-- What needs to be done --
Which lines of the data below contain "heading"? Please show them all.

[Interface dataset entries]
******************************

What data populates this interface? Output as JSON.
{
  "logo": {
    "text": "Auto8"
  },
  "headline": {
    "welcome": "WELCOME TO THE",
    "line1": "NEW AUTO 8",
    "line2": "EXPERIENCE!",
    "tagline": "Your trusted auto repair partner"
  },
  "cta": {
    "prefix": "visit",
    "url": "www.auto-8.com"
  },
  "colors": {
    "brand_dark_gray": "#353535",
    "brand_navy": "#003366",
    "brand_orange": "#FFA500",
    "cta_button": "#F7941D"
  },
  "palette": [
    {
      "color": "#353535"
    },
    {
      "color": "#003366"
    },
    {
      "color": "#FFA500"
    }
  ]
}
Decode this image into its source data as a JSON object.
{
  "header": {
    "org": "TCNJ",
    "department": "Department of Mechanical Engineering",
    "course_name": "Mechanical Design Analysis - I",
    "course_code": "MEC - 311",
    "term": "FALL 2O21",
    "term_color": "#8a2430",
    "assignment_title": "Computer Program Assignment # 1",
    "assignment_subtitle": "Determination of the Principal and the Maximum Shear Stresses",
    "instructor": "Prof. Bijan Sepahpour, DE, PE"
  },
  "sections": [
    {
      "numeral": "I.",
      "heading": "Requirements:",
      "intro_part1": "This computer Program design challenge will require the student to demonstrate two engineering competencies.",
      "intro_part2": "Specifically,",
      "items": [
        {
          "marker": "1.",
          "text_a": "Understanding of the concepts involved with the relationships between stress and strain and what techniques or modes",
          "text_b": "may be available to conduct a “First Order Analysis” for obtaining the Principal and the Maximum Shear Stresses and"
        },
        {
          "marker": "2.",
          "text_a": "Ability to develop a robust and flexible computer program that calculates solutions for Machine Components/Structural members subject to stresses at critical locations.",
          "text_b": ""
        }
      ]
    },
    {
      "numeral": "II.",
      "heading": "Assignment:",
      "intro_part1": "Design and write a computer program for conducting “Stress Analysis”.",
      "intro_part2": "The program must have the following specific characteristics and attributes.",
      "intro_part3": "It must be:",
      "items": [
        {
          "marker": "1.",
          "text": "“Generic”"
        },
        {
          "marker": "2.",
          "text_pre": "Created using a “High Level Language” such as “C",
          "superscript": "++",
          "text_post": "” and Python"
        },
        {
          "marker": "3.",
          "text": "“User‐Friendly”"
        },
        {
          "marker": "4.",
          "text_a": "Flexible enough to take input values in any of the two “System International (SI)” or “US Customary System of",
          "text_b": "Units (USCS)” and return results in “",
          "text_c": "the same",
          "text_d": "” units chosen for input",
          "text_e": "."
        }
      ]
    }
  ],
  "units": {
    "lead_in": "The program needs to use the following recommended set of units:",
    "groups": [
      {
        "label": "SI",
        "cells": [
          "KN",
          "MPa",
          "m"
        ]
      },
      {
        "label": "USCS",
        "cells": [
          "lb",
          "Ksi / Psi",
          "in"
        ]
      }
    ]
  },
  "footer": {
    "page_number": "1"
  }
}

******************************

-- Result --
      "heading": "Requirements:",
      "heading": "Assignment:",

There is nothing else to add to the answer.